In 1995, exhibitions of universal formats were opened in the basement of the Dedem Amateur Theater: for example, works hung directly on the trees in the Cape Cod Forest “Art from the Window - Gallery in the Forest”; 18 exhibits were covered in shrink-wrap for “the world's first supervised vehicle museum and car wash” in an exhibition called “Flooded Bad Art”.

In 2008, a second gallery opened at the Somerville Theater in Massachusetts, which included exhibitions: “Bright Colors / Dark Emotions”, “Know What You Like / Write (on Canvas) How You Feel”.

Criteria for selection of exhibits - all works are subject to strict selection, must be original, have significant flaws and be “bad enough”. And also - expressive, not boring and reflect the unsuccessful attempts of their experiment.


The museum's collection is a tribute to the sincerity of artists who strived for perfection, the ideal in their paintings, which are evidence of the enthusiasm of the artists, but in the end, they got a terrible reality.

Most of the paintings were donated by the authors themselves, saved from oblivion by the Cambridge Garbage Collectors' Union, or purchased from auctions and charity shops.

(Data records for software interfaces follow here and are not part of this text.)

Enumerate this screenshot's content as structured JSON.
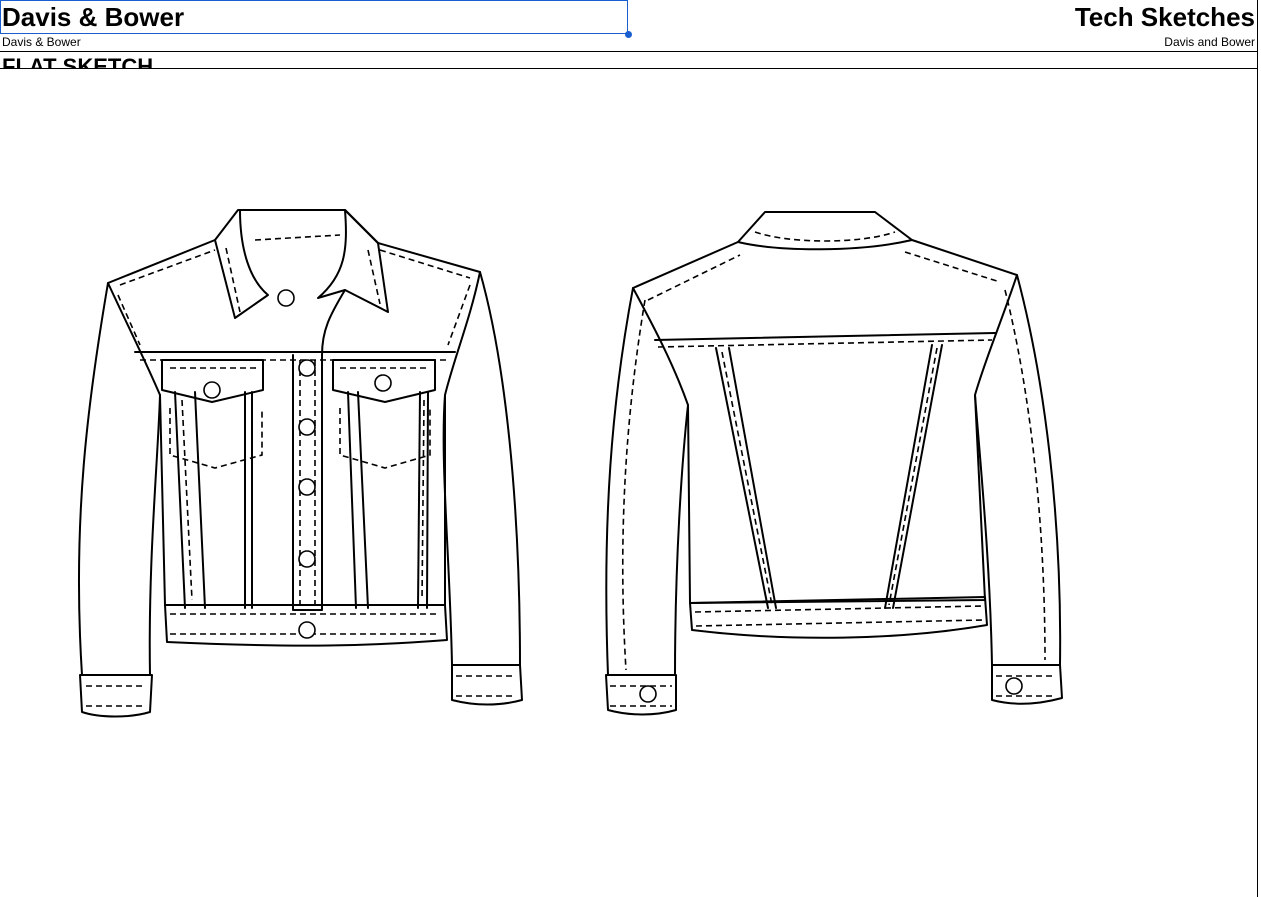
{
  "header": {
    "brand_title": "Davis & Bower",
    "brand_subtitle": "Davis & Bower",
    "doc_title": "Tech Sketches",
    "doc_subtitle": "Davis and Bower"
  },
  "section": {
    "title": "FLAT SKETCH"
  },
  "colors": {
    "selection": "#1a5fd0",
    "line": "#000000",
    "background": "#ffffff"
  }
}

The main common features identified by Cash Peters in his book in evaluating the exhibits: the inability of the authors to correctly draw body parts, the mismatch of colors in the depiction of flora and fauna, the use of “mixed media” by artists: gluing sparkles, feathers or hair onto a picture if there is doubt about it quality and others.


Unique exhibits of the collection – “Lucy in a field with flowers” (oil on canvas, work by an unknown author) - a landmark painting, which depicts a portrait of an elderly woman dancing in the center of a spring field of flowers. She sits on a red chair with a bouquet of daisies in her hand, under the vaults of a yellow sky.


“George on a Chamber Pot on a Sunday Afternoon” (acrylic on canvas, unknown artist, donated by Jim Shulman) is an impressionist pointillist painting similar to that of Georges Seurat, depicting a large man wearing “Y” underwear, sitting on a potty. The prototype of the painting was allegedly former US Attorney General John Ashcroft.

Interesting facts:

  • Since the end of 2008, signatures and titles for works can be created by visitors themselves;
  • Staff and tourists have the opportunity to laugh out loud in the museum, as many of the works cause “unintentional fun”;
  • Museum purchases paintings at auctions in the amount of 6,50 USD - no more, but if the work is exceptional, they can spend up to 20 USD;
  • The scandalous popularity of the museum has led to the fact that information about it is placed in various collections, guides and guides for tourists with an extraordinary motto “art is too bad to be ignored”;
  • The museum has inspired similar collections in Ohio, Seattle, and Australia; and members of the Minneapolis theater company Commedia Beauregard wrote one-act plays based on their favorite works.


Also read:

To leave a comment, log in or register
Related Publications